A coal plant with smokestacks blowing smoke
George Frey / Getty Images

The EPA highlights Boundary Dam in its proposed rulemaking but does not note that the facility only captures about half of its CO2 emissions, far short of its targeted 90 percent.

“It’s not feasible to decarbonize using carbon capture and storage,” said Bruce Robertson, an energy finance analyst for the nonprofit Institute for Energy Economics and Financial Analysis. “A far more effective way is to produce renewable electricity,” the cost of which has fallen precipitously in recent years. One paper published in 2021 found that cost reductions in wind and solar reduced the value of CCS by up to 96 percent.

Even utilities that were once bullish on CCS have in recent months seemed to reverse course, suggesting that the EPA’s technology-based standards might not be so easy to meet with CCS after all. As reported by Time, some three dozen utility companies submitted a comment to the EPA last summer highlighting the “low likelihood” that CCS would be appropriate for use in the agency’s power plant regulations. They criticized the EPA for pointing to pilot projects as evidence of CCS’s viability. “A proposed or developing project … is not proof of a technology being available,” the utilities wrote.

It’s hard to say what kind of political considerations ultimately shaped the agency’s new proposal. Whether the EPA believes in CCS or is deliberately using it as a “cudgel” against power plant operators — potentially a backdoor approach to encourage a switch to renewable energy without technically mandating it — is unclear. The EPA did not directly respond to Grist’s request for comment on generation-shifting and instead said it had considered “a range of technologies” in developing its proposed carbon pollution standards.

Still, many environmental advocates are not a fan of the EPA’s approach, regardless if there’s a broader strategy behind it. Even if power plants could capture 90 percent of their carbon pollution, experts say there’s no guarantee that the carbon would then be stored in perpetuity. Only about one-fourth of all the carbon dioxide captured annually — mostly from processing raw gas into liquefied natural gas — is injected into dedicated underground storage reservoirs, and Harvey, the MIT professor, said it’s “an unresolved issue” whether it will stay put long-term. Almost all of the rest of the world’s captured carbon is used for “enhanced oil recovery,” a process where CO2 is pumped into oil fields in order to push more fossil fuels out of the ground. When burned, these fossil fuels release carbon back into the atmosphere, exacerbating global warming.

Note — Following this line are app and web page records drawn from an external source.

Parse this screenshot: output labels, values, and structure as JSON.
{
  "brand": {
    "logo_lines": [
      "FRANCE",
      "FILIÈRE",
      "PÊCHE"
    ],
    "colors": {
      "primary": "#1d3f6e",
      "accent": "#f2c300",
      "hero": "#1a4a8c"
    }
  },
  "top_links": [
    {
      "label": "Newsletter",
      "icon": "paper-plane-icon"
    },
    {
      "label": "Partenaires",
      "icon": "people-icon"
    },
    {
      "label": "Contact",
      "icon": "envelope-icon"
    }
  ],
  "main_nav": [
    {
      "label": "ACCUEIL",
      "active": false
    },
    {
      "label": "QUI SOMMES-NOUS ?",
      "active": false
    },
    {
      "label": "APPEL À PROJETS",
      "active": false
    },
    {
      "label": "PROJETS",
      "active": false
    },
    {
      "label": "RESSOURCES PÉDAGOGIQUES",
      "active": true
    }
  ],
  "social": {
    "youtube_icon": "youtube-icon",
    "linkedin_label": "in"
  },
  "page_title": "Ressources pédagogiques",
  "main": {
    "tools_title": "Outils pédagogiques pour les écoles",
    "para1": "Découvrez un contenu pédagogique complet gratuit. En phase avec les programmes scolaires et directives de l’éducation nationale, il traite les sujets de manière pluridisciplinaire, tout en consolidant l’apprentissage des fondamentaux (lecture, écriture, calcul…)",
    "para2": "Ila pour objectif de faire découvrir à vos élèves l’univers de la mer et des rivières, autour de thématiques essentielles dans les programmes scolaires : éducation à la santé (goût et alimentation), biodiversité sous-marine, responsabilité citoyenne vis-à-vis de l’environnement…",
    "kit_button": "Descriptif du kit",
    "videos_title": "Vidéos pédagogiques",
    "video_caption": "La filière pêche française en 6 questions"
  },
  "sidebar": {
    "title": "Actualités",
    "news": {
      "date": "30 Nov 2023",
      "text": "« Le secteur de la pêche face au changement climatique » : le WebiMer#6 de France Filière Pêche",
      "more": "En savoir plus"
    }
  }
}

“This is just perpetuating the use and reliance on fossil fuels,” Abbe Ramanan, a project director for the nonprofit Clean Energy Group, told Grist. Ramping up carbon storage, she added, would require developing a vast, expensive, and potentially dangerous network of CO2 pipelines. And CCS fails to address other pollutants like nitrogen oxides, which could continue to come out of power plants and harm nearby communities. 

Jason Rylander, legal director for the nonprofit Center for Biological Diversity’s Climate Law Institute, said the EPA’s proposed regulations are likely to “pass muster” with the Supreme Court, but yearns for a more aggressive approach. “EPA has done what it can with this program, but it has failed to do what it must to address the climate emergency,” he said. Instead of endorsing CCS, he urged the Biden administration to declare carbon dioxide, methane, and other greenhouse gasescriteria pollutants,” which would require the EPA to declare national ambient air quality standards, or NAAQS, for them.

“If this administration wants to get serious about climate,” Rylander said, “it will stop approving new polluting projects and it will do a comprehensive pollution rule under NAAQS.”